**TASK BRIEF:** Please state how many lines below include the word "Duration"; the reply should be the number only.

(Records from a data collection)
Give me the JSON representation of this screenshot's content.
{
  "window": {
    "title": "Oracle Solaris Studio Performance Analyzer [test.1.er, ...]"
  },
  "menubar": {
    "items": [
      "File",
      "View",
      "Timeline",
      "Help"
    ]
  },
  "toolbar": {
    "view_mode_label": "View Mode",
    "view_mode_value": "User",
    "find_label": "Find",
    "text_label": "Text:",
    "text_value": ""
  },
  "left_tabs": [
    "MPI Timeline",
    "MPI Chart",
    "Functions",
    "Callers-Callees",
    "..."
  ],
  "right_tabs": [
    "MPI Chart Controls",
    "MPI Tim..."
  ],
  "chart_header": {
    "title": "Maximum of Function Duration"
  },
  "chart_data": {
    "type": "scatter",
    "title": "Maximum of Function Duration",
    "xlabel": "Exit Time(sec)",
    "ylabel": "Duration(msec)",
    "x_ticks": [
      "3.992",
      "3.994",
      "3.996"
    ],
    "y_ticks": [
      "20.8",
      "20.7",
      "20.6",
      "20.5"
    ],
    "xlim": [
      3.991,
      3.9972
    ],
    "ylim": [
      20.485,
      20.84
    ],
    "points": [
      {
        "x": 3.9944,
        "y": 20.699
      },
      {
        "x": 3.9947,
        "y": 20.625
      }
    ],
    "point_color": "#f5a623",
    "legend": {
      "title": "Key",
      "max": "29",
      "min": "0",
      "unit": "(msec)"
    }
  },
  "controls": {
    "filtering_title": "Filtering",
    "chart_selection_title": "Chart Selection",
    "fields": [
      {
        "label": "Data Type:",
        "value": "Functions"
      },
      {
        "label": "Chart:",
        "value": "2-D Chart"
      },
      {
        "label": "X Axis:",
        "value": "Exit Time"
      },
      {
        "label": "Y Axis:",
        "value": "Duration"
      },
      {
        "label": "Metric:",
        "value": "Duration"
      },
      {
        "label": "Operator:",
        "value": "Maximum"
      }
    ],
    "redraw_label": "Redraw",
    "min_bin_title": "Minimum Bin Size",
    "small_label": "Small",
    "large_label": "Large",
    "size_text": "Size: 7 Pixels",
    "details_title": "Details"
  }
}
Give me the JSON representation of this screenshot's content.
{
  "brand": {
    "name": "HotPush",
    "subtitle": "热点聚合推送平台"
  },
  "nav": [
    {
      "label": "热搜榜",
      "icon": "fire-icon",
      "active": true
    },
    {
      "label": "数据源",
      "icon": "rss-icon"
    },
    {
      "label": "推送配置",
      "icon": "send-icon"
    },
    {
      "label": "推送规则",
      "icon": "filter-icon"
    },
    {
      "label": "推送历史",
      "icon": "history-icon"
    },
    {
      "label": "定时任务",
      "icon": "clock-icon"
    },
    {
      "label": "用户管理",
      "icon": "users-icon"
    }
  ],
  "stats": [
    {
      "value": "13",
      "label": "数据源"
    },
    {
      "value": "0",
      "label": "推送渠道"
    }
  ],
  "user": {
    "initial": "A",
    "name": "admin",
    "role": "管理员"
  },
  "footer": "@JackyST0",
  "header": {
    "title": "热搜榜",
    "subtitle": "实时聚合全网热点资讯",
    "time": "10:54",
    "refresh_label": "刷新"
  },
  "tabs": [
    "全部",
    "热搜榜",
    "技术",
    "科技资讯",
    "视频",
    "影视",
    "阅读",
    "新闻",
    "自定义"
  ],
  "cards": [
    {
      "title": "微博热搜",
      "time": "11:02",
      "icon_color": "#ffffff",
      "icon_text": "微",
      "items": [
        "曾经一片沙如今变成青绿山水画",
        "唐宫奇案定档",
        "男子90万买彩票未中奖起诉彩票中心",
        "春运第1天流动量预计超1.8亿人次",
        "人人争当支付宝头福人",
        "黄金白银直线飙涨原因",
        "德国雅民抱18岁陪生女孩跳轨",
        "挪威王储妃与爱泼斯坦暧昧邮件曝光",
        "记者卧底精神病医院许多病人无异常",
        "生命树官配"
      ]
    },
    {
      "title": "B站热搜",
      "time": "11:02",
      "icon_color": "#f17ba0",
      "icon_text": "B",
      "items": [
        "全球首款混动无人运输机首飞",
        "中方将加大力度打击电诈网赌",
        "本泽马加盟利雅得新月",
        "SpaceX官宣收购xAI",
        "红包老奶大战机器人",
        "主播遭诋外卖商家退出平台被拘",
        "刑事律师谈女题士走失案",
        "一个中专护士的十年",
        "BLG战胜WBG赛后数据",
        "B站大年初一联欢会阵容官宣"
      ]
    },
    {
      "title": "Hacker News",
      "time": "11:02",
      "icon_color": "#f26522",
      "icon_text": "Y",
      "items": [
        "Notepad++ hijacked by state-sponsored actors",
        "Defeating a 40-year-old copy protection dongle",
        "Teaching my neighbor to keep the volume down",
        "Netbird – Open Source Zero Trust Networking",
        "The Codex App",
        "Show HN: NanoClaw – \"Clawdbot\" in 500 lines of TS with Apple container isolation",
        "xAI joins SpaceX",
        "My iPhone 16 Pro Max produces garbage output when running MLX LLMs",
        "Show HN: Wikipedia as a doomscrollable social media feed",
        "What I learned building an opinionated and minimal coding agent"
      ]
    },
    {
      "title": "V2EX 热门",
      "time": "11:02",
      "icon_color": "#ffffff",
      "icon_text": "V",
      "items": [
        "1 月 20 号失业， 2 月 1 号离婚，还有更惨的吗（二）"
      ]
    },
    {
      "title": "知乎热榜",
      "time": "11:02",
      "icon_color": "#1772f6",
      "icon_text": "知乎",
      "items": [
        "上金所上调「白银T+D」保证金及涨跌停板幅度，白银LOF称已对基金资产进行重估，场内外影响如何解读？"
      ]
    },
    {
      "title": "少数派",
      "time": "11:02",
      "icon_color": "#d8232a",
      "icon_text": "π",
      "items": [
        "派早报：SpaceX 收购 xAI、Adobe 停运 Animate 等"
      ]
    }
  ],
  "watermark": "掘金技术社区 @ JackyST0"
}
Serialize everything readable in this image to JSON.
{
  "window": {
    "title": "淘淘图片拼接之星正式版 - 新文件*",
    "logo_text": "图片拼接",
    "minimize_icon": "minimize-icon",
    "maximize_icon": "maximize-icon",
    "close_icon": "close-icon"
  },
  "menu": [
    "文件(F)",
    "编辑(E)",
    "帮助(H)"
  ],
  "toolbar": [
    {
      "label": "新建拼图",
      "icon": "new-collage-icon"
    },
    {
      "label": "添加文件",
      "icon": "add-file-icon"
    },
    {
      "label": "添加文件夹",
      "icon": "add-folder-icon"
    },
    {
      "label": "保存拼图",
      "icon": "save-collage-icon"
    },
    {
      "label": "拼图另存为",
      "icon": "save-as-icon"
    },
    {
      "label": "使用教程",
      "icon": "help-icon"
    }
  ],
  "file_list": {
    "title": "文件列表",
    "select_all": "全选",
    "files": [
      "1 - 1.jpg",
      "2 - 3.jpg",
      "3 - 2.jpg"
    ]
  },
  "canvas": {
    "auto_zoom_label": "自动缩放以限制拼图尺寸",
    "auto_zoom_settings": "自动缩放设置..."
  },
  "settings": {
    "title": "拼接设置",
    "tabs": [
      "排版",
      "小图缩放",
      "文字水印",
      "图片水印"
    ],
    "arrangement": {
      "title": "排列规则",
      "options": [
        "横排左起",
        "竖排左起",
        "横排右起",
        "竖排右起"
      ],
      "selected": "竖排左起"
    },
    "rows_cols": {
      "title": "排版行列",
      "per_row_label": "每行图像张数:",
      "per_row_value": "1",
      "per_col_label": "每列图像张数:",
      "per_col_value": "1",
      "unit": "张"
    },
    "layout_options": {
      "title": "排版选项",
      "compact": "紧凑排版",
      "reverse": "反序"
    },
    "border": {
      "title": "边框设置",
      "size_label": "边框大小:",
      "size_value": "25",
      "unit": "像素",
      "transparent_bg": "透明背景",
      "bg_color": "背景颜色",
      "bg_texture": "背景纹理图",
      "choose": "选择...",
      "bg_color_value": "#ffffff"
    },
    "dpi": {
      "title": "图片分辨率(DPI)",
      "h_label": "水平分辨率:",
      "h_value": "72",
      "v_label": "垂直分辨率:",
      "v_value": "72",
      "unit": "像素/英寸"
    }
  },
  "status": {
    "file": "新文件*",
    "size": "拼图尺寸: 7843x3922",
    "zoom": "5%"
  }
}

**ANSWER BOX:** 5